When it comes to riding faster, there isn't just one way to go about it.
While some cyclists argue all day about whether more miles, a faster cadence, or more strength is the ticket to speed, the fact is, "there are so many elements to getting faster," says Selene Yeager, author of "Ride Your Way Lean and Every Woman's Guide to Cycling."
That means you need to cycle faster from more than one direction. Start with these speed strategies from Yeager.
1. Go Faster, Not Longer
"People often do more miles to get faster instead of going faster to get faster," says Yeager, who's a USA cycling coach and also races semi-pro for team CF. The trouble with more miles is that further usually means slower.
The best thing you can do to get faster is to do intervals of any length, she says.

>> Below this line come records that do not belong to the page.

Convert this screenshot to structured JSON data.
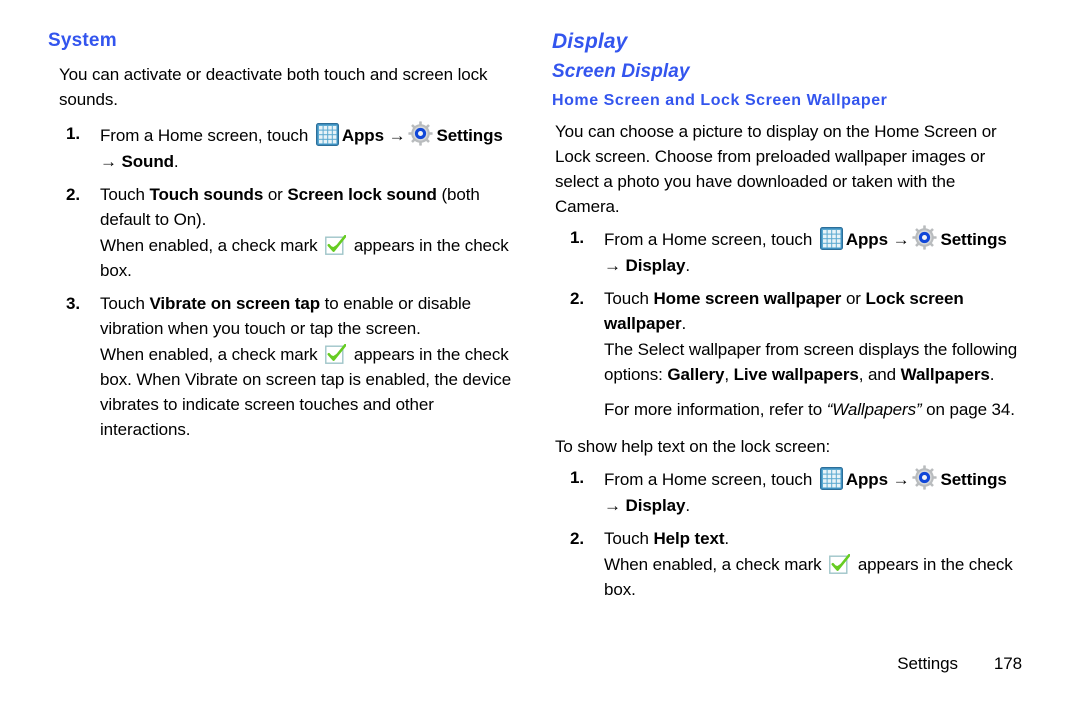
{
  "document": {
    "footer": {
      "section_label": "Settings",
      "page_number": "178"
    },
    "accent_color": "#3355ee"
  },
  "left_column": {
    "heading": "System",
    "intro": "You can activate or deactivate both touch and screen lock sounds.",
    "steps": [
      {
        "number": "1.",
        "text_parts": {
          "before_apps": "From a Home screen, touch ",
          "apps_label": "Apps",
          "arrow": "→",
          "settings_label": "Settings",
          "tail_arrow": "→",
          "tail_bold": "Sound",
          "tail_end": "."
        }
      },
      {
        "number": "2.",
        "lead": "Touch ",
        "bold_a": "Touch sounds",
        "mid": " or ",
        "bold_b": "Screen lock sound",
        "tail": " (both default to On).",
        "note_before": "When enabled, a check mark ",
        "note_after": " appears in the check box."
      },
      {
        "number": "3.",
        "lead": "Touch ",
        "bold_a": "Vibrate on screen tap",
        "tail": " to enable or disable vibration when you touch or tap the screen.",
        "note_before": "When enabled, a check mark ",
        "note_after": " appears in the check box. When Vibrate on screen tap is enabled, the device vibrates to indicate screen touches and other interactions."
      }
    ]
  },
  "right_column": {
    "chapter_heading": "Display",
    "sub_heading": "Screen Display",
    "sub_heading_2": "Home Screen and Lock Screen Wallpaper",
    "intro": "You can choose a picture to display on the Home Screen or Lock screen. Choose from preloaded wallpaper images or select a photo you have downloaded or taken with the Camera.",
    "steps": [
      {
        "number": "1.",
        "before_apps": "From a Home screen, touch ",
        "apps_label": "Apps",
        "arrow": "→",
        "settings_label": "Settings",
        "tail_arrow": "→",
        "tail_bold": "Display",
        "tail_end": "."
      },
      {
        "number": "2.",
        "lead": "Touch ",
        "bold_a": "Home screen wallpaper",
        "mid": " or ",
        "bold_b": "Lock screen wallpaper",
        "tail": ".",
        "note_1_before": "The Select wallpaper from screen displays the following options: ",
        "note_1_bold_a": "Gallery",
        "note_1_mid_a": ", ",
        "note_1_bold_b": "Live wallpapers",
        "note_1_mid_b": ", and ",
        "note_1_bold_c": "Wallpapers",
        "note_1_end": ".",
        "note_2_before": "For more information, refer to ",
        "note_2_italic": "“Wallpapers”",
        "note_2_after": " on page 34."
      }
    ],
    "lead_in_2": "To show help text on the lock screen:",
    "steps_2": [
      {
        "number": "1.",
        "before_apps": "From a Home screen, touch ",
        "apps_label": "Apps",
        "arrow": "→",
        "settings_label": "Settings",
        "tail_arrow": "→",
        "tail_bold": "Display",
        "tail_end": "."
      },
      {
        "number": "2.",
        "lead": "Touch ",
        "bold_a": "Help text",
        "tail": ".",
        "note_before": "When enabled, a check mark ",
        "note_after": " appears in the check box."
      }
    ]
  },
  "icons": {
    "apps": "apps-grid-icon",
    "settings": "settings-gear-icon",
    "checkbox": "checked-checkbox-icon"
  }
}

Do some that are 30 seconds to two minutes in length and others that are 10- to 20 minutes long.
"Your body will fill in the blanks," Yeager says. "It will get accustomed to going that effort at that speed. So when you go out for a longer ride, you can sustain a faster speed more readily."
Of course, if you're training for a long race, you still need to get the miles in; but probably not as many miles as you think.
2. Wear Your Shifters out
"You have a lot of gears; use them," Yeager says. "You can temper your effort and speed constantly, and you should. If you ride in a pack, you hear gear shifting constantly. To cycle faster, you need to anticipate that shift."
If there's a little rise in the road, people who aren't shifting regularly will end up either muscling up a hill—which wastes valuable energy—or they'll get on the hill and try to shift under pressure and lose momentum.
"If you get used to using your gears, it's seamless." Yeager says. "Anticipating every little shift, to keep a steady stream of speed and momentum, is so much faster than muscling your way through or overspinning your gear."
More: Bike Shifting 101